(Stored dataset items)
────────────────────────────────────────
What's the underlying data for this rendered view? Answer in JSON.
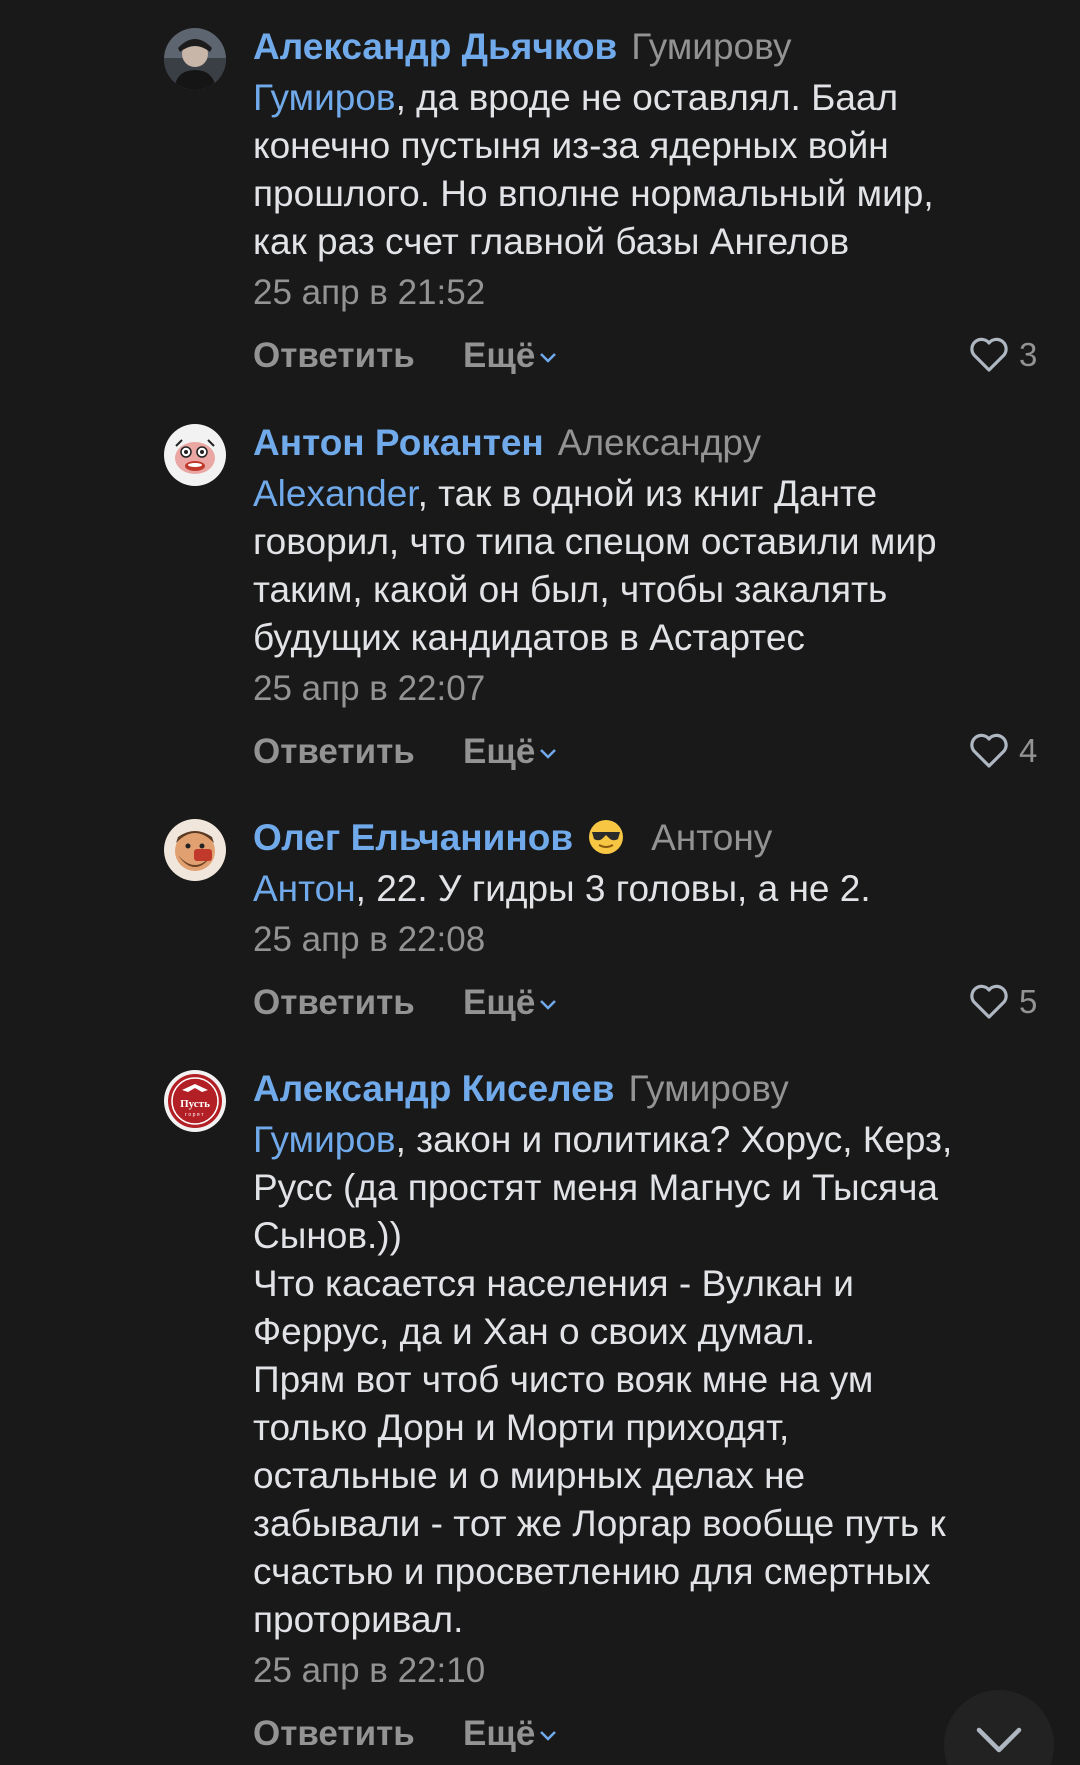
{
  "comments": [
    {
      "author": "Александр Дьячков",
      "reply_to": "Гумирову",
      "mention": "Гумиров",
      "text_lines": [
        ", да вроде не оставлял. Баал",
        "конечно пустыня из-за ядерных войн",
        "прошлого. Но вполне нормальный мир,",
        "как раз счет главной базы Ангелов"
      ],
      "time": "25 апр в 21:52",
      "likes": "3"
    },
    {
      "author": "Антон Рокантен",
      "reply_to": "Александру",
      "mention": "Alexander",
      "text_lines": [
        ", так в одной из книг Данте",
        "говорил, что типа спецом оставили мир",
        "таким, какой он был, чтобы закалять",
        "будущих кандидатов в Астартес"
      ],
      "time": "25 апр в 22:07",
      "likes": "4"
    },
    {
      "author": "Олег Ельчанинов",
      "author_emoji": "sunglasses-emoji",
      "reply_to": "Антону",
      "mention": "Антон",
      "text_lines": [
        ", 22. У гидры 3 головы, а не 2."
      ],
      "time": "25 апр в 22:08",
      "likes": "5"
    },
    {
      "author": "Александр Киселев",
      "reply_to": "Гумирову",
      "mention": "Гумиров",
      "text_lines": [
        ", закон и политика? Хорус, Керз,",
        "Русс (да простят меня Магнус и Тысяча",
        "Сынов.))",
        "Что касается населения - Вулкан и",
        "Феррус, да и Хан о своих думал.",
        "Прям вот чтоб чисто вояк мне на ум",
        "только Дорн и Морти приходят,",
        "остальные и о мирных делах не",
        "забывали - тот же Лоргар вообще путь к",
        "счастью и просветлению для смертных",
        "проторивал."
      ],
      "time": "25 апр в 22:10",
      "avatar_text": "Пусть",
      "avatar_subtext": "горят"
    }
  ],
  "actions": {
    "reply": "Ответить",
    "more": "Ещё"
  },
  "colors": {
    "background": "#191919",
    "link": "#71aaeb",
    "secondary": "#939393",
    "text": "#e1e3e6"
  },
  "icons": {
    "like": "heart-icon",
    "more": "chevron-down-icon",
    "scroll": "chevron-down-icon"
  }
}
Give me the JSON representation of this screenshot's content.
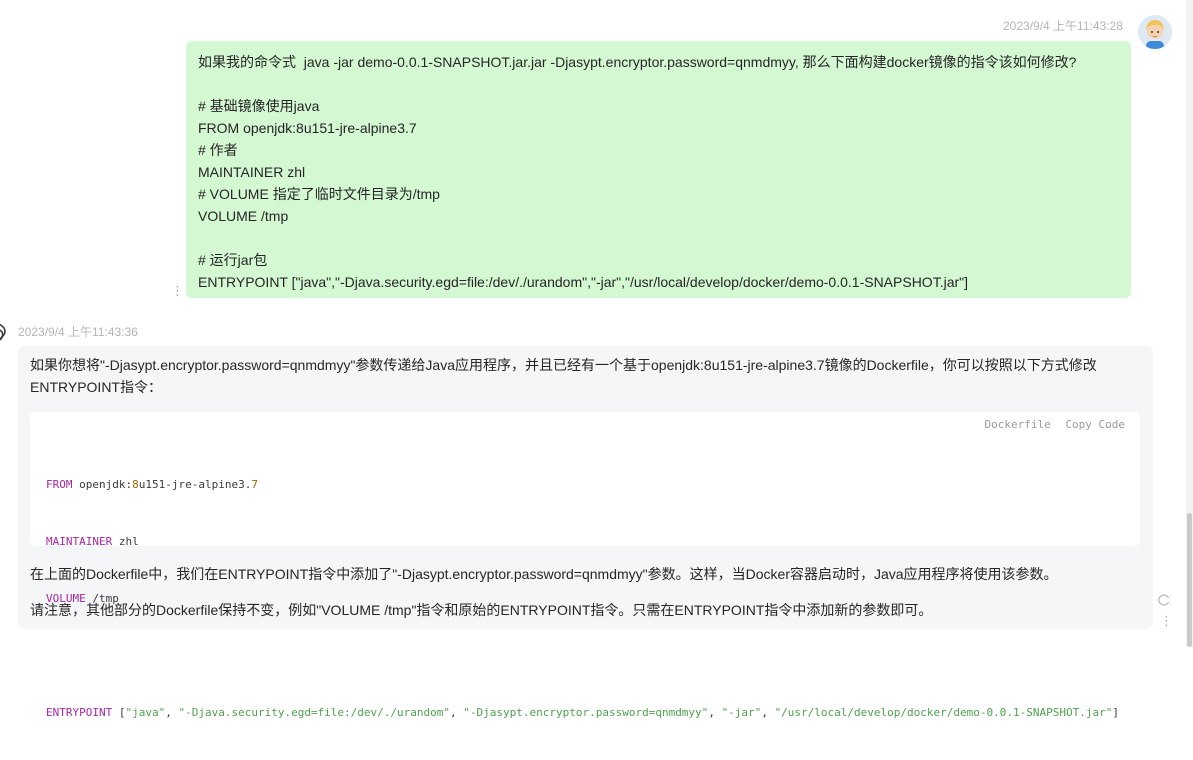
{
  "user_message": {
    "timestamp": "2023/9/4 上午11:43:28",
    "avatar": "user-avatar",
    "lines": [
      "如果我的命令式  java -jar demo-0.0.1-SNAPSHOT.jar.jar -Djasypt.encryptor.password=qnmdmyy, 那么下面构建docker镜像的指令该如何修改?",
      "",
      "# 基础镜像使用java",
      "FROM openjdk:8u151-jre-alpine3.7",
      "# 作者",
      "MAINTAINER zhl",
      "# VOLUME 指定了临时文件目录为/tmp",
      "VOLUME /tmp",
      "",
      "# 运行jar包",
      "ENTRYPOINT [\"java\",\"-Djava.security.egd=file:/dev/./urandom\",\"-jar\",\"/usr/local/develop/docker/demo-0.0.1-SNAPSHOT.jar\"]"
    ]
  },
  "assistant_message": {
    "timestamp": "2023/9/4 上午11:43:36",
    "intro_line1": "如果你想将\"-Djasypt.encryptor.password=qnmdmyy\"参数传递给Java应用程序，并且已经有一个基于openjdk:8u151-jre-alpine3.7镜像的Dockerfile，你可以按照以下方式修改",
    "intro_line2": "ENTRYPOINT指令：",
    "code": {
      "language": "Dockerfile",
      "copy_label": "Copy Code",
      "line1": {
        "kw": "FROM",
        "rest_a": " openjdk:",
        "num": "8",
        "rest_b": "u151-jre-alpine3.",
        "num2": "7"
      },
      "line2": {
        "kw": "MAINTAINER",
        "rest": " zhl"
      },
      "line3": {
        "kw": "VOLUME",
        "rest": " /tmp"
      },
      "line5": {
        "kw": "ENTRYPOINT",
        "open": " [",
        "s1": "\"java\"",
        "s2": "\"-Djava.security.egd=file:/dev/./urandom\"",
        "s3": "\"-Djasypt.encryptor.password=qnmdmyy\"",
        "s4": "\"-jar\"",
        "s5": "\"/usr/local/develop/docker/demo-0.0.1-SNAPSHOT.jar\"",
        "sep": ", ",
        "close": "]"
      }
    },
    "paragraph2": "在上面的Dockerfile中，我们在ENTRYPOINT指令中添加了\"-Djasypt.encryptor.password=qnmdmyy\"参数。这样，当Docker容器启动时，Java应用程序将使用该参数。",
    "paragraph3": "请注意，其他部分的Dockerfile保持不变，例如\"VOLUME /tmp\"指令和原始的ENTRYPOINT指令。只需在ENTRYPOINT指令中添加新的参数即可。"
  },
  "icons": {
    "more": "⋮",
    "assistant": "openai-logo-icon",
    "refresh": "refresh-icon"
  }
}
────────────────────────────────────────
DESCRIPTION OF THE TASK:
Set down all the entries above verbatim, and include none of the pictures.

TASK RESPONSE:
What's the underlying data for this rendered view? Answer in JSON.
{
  "comments": [
    {
      "author": "Александр Дьячков",
      "reply_to": "Гумирову",
      "mention": "Гумиров",
      "text_lines": [
        ", да вроде не оставлял. Баал",
        "конечно пустыня из-за ядерных войн",
        "прошлого. Но вполне нормальный мир,",
        "как раз счет главной базы Ангелов"
      ],
      "time": "25 апр в 21:52",
      "likes": "3"
    },
    {
      "author": "Антон Рокантен",
      "reply_to": "Александру",
      "mention": "Alexander",
      "text_lines": [
        ", так в одной из книг Данте",
        "говорил, что типа спецом оставили мир",
        "таким, какой он был, чтобы закалять",
        "будущих кандидатов в Астартес"
      ],
      "time": "25 апр в 22:07",
      "likes": "4"
    },
    {
      "author": "Олег Ельчанинов",
      "author_emoji": "sunglasses-emoji",
      "reply_to": "Антону",
      "mention": "Антон",
      "text_lines": [
        ", 22. У гидры 3 головы, а не 2."
      ],
      "time": "25 апр в 22:08",
      "likes": "5"
    },
    {
      "author": "Александр Киселев",
      "reply_to": "Гумирову",
      "mention": "Гумиров",
      "text_lines": [
        ", закон и политика? Хорус, Керз,",
        "Русс (да простят меня Магнус и Тысяча",
        "Сынов.))",
        "Что касается населения - Вулкан и",
        "Феррус, да и Хан о своих думал.",
        "Прям вот чтоб чисто вояк мне на ум",
        "только Дорн и Морти приходят,",
        "остальные и о мирных делах не",
        "забывали - тот же Лоргар вообще путь к",
        "счастью и просветлению для смертных",
        "проторивал."
      ],
      "time": "25 апр в 22:10",
      "avatar_text": "Пусть",
      "avatar_subtext": "горят"
    }
  ],
  "actions": {
    "reply": "Ответить",
    "more": "Ещё"
  },
  "colors": {
    "background": "#191919",
    "link": "#71aaeb",
    "secondary": "#939393",
    "text": "#e1e3e6"
  },
  "icons": {
    "like": "heart-icon",
    "more": "chevron-down-icon",
    "scroll": "chevron-down-icon"
  }
}
Give me the JSON representation of this screenshot's content.
{
  "user_message": {
    "timestamp": "2023/9/4 上午11:43:28",
    "avatar": "user-avatar",
    "lines": [
      "如果我的命令式  java -jar demo-0.0.1-SNAPSHOT.jar.jar -Djasypt.encryptor.password=qnmdmyy, 那么下面构建docker镜像的指令该如何修改?",
      "",
      "# 基础镜像使用java",
      "FROM openjdk:8u151-jre-alpine3.7",
      "# 作者",
      "MAINTAINER zhl",
      "# VOLUME 指定了临时文件目录为/tmp",
      "VOLUME /tmp",
      "",
      "# 运行jar包",
      "ENTRYPOINT [\"java\",\"-Djava.security.egd=file:/dev/./urandom\",\"-jar\",\"/usr/local/develop/docker/demo-0.0.1-SNAPSHOT.jar\"]"
    ]
  },
  "assistant_message": {
    "timestamp": "2023/9/4 上午11:43:36",
    "intro_line1": "如果你想将\"-Djasypt.encryptor.password=qnmdmyy\"参数传递给Java应用程序，并且已经有一个基于openjdk:8u151-jre-alpine3.7镜像的Dockerfile，你可以按照以下方式修改",
    "intro_line2": "ENTRYPOINT指令：",
    "code": {
      "language": "Dockerfile",
      "copy_label": "Copy Code",
      "line1": {
        "kw": "FROM",
        "rest_a": " openjdk:",
        "num": "8",
        "rest_b": "u151-jre-alpine3.",
        "num2": "7"
      },
      "line2": {
        "kw": "MAINTAINER",
        "rest": " zhl"
      },
      "line3": {
        "kw": "VOLUME",
        "rest": " /tmp"
      },
      "line5": {
        "kw": "ENTRYPOINT",
        "open": " [",
        "s1": "\"java\"",
        "s2": "\"-Djava.security.egd=file:/dev/./urandom\"",
        "s3": "\"-Djasypt.encryptor.password=qnmdmyy\"",
        "s4": "\"-jar\"",
        "s5": "\"/usr/local/develop/docker/demo-0.0.1-SNAPSHOT.jar\"",
        "sep": ", ",
        "close": "]"
      }
    },
    "paragraph2": "在上面的Dockerfile中，我们在ENTRYPOINT指令中添加了\"-Djasypt.encryptor.password=qnmdmyy\"参数。这样，当Docker容器启动时，Java应用程序将使用该参数。",
    "paragraph3": "请注意，其他部分的Dockerfile保持不变，例如\"VOLUME /tmp\"指令和原始的ENTRYPOINT指令。只需在ENTRYPOINT指令中添加新的参数即可。"
  },
  "icons": {
    "more": "⋮",
    "assistant": "openai-logo-icon",
    "refresh": "refresh-icon"
  }
}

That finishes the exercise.